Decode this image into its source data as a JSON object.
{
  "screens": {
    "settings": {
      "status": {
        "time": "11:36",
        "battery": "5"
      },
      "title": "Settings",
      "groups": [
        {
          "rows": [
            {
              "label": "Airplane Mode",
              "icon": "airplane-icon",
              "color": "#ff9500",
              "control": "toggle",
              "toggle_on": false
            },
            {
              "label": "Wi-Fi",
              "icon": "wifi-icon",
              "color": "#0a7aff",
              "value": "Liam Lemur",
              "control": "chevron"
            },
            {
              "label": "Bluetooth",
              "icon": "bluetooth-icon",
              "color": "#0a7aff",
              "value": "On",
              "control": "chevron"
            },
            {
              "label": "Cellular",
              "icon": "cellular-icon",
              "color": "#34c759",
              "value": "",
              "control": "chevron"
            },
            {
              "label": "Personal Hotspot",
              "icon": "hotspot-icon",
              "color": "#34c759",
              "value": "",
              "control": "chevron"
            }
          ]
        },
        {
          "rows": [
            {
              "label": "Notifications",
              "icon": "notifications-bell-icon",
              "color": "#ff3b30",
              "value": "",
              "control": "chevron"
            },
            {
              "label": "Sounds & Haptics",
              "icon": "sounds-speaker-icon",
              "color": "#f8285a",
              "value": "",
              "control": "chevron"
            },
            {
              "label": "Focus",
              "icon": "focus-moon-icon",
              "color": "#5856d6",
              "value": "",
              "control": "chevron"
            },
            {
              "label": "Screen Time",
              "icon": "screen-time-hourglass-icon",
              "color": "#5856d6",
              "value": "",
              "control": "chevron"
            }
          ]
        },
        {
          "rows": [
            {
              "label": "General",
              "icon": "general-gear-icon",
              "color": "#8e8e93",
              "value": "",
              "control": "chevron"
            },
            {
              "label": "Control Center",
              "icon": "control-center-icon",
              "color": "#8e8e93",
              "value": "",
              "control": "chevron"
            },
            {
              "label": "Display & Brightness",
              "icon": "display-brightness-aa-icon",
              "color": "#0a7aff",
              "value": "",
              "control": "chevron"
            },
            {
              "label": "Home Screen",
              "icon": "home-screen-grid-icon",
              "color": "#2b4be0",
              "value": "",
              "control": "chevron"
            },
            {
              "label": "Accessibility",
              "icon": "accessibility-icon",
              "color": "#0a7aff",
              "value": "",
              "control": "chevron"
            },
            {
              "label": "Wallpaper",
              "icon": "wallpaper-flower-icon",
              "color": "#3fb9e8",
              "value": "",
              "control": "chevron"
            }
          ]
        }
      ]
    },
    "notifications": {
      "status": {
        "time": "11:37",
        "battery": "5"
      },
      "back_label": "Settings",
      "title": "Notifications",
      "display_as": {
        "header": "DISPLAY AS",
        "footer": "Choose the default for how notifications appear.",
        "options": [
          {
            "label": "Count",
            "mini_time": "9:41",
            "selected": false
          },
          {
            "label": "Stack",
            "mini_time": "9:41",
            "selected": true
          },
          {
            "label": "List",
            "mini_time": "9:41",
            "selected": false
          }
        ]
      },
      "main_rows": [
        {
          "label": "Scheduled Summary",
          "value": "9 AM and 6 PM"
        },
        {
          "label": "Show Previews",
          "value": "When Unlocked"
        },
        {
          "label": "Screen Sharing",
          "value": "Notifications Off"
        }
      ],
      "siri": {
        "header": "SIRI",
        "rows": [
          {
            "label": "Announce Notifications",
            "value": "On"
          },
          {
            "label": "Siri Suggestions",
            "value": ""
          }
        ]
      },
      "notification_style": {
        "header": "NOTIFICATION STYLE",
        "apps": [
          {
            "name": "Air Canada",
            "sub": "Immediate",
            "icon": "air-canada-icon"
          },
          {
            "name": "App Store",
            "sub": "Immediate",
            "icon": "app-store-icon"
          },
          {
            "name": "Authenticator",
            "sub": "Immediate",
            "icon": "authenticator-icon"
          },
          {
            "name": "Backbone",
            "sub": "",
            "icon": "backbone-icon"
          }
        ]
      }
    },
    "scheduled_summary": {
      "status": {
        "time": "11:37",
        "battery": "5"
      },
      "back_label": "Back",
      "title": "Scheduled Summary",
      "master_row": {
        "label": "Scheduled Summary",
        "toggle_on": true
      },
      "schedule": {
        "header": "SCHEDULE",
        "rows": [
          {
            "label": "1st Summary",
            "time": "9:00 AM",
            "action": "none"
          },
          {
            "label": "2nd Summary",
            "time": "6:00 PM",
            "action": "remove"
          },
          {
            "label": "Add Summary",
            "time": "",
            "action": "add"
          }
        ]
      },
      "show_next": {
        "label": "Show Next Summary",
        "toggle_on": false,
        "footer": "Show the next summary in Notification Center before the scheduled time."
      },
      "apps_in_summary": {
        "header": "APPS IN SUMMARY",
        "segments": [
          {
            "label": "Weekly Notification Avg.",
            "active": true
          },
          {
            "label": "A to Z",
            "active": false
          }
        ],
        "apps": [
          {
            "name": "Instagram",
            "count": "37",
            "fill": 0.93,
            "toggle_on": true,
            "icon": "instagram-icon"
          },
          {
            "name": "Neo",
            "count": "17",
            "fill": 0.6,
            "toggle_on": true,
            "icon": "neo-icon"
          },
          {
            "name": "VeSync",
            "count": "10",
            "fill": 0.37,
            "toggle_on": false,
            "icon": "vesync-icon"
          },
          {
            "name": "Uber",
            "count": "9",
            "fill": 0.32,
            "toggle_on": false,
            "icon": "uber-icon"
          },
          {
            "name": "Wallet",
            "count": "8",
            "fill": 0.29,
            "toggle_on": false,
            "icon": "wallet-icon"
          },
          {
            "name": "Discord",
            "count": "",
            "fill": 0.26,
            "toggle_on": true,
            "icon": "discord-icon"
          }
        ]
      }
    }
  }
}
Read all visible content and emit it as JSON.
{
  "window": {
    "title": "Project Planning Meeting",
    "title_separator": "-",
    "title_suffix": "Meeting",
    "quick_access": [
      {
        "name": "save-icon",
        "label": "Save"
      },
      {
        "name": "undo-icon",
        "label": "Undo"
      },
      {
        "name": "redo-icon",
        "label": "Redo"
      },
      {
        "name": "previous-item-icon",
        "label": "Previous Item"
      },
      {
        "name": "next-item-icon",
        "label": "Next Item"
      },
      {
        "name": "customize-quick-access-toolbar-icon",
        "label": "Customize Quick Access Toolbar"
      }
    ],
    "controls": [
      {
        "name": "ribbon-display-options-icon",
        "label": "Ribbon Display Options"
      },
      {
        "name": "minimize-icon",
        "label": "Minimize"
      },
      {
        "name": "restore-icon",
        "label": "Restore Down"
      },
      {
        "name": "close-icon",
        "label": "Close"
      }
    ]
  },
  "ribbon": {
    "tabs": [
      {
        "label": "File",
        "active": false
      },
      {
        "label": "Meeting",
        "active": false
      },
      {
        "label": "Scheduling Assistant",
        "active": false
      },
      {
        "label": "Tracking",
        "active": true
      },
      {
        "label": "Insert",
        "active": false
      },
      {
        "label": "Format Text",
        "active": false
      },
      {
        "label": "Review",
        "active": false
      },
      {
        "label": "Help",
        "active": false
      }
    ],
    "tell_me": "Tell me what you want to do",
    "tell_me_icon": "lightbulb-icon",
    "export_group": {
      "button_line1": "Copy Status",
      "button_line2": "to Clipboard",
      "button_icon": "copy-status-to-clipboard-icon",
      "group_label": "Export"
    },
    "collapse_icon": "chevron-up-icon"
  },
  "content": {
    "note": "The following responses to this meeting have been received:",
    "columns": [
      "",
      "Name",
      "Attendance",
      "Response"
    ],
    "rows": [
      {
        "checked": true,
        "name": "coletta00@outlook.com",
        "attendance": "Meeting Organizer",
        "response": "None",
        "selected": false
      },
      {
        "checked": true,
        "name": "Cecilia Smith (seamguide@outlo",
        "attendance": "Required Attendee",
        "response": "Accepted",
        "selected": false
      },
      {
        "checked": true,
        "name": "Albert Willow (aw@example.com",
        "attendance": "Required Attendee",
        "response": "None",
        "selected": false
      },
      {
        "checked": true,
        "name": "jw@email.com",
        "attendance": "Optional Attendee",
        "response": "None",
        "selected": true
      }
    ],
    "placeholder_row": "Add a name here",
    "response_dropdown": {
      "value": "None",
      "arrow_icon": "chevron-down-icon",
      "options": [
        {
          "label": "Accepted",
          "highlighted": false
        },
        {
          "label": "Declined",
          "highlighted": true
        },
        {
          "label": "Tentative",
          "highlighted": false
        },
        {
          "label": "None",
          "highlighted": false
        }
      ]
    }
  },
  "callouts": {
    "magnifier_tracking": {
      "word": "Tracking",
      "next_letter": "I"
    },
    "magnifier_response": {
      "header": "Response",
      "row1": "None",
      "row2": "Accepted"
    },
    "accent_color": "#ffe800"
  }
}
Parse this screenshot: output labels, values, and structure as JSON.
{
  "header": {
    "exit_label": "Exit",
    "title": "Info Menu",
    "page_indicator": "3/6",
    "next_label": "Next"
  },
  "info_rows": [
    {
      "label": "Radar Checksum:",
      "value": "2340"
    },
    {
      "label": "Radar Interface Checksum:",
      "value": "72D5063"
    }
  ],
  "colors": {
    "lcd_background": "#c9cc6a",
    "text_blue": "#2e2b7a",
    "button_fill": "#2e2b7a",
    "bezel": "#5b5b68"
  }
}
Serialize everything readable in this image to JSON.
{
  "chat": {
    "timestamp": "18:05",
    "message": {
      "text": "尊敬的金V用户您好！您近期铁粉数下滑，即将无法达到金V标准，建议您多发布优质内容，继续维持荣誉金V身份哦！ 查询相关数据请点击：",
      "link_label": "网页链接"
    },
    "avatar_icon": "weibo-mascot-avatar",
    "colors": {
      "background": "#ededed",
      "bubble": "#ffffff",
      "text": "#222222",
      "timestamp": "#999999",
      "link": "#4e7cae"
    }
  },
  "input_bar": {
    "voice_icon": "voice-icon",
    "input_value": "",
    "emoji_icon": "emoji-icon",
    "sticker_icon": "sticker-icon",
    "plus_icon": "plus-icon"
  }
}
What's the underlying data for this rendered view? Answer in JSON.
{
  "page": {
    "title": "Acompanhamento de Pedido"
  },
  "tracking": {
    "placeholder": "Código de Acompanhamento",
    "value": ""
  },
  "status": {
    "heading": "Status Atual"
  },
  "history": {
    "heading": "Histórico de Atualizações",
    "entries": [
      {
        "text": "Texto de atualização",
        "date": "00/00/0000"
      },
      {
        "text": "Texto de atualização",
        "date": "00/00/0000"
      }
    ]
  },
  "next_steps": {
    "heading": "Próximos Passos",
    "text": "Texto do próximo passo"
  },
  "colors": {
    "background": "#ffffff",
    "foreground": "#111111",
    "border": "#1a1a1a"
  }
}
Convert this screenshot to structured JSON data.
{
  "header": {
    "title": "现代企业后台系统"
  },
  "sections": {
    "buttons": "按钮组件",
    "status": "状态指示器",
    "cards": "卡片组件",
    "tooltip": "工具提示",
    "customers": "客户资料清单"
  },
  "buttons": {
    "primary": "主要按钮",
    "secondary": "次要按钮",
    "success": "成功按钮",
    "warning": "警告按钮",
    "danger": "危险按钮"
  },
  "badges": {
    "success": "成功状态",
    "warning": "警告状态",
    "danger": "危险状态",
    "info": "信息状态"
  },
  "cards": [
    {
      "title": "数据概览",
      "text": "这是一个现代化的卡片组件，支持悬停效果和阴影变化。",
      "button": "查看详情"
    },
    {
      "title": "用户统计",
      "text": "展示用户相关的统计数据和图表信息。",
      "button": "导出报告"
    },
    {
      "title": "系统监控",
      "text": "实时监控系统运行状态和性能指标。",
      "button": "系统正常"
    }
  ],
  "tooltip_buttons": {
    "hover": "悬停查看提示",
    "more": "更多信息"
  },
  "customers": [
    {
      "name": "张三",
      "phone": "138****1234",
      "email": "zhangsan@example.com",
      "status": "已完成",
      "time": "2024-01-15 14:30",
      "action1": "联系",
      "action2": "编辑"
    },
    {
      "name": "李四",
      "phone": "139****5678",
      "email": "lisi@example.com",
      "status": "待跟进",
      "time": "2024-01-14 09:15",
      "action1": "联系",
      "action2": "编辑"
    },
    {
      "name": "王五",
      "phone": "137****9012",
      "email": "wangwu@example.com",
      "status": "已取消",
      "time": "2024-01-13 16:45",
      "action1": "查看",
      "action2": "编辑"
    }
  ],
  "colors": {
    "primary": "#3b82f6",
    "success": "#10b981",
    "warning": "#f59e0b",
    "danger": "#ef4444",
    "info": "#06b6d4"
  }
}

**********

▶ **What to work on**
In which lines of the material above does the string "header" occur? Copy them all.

▶ **Written answer**
        "header": "DISPLAY AS",
        "header": "SIRI",
        "header": "NOTIFICATION STYLE",
        "header": "SCHEDULE",
        "header": "APPS IN SUMMARY",
      "header": "Response",
  "header": {
  "header": {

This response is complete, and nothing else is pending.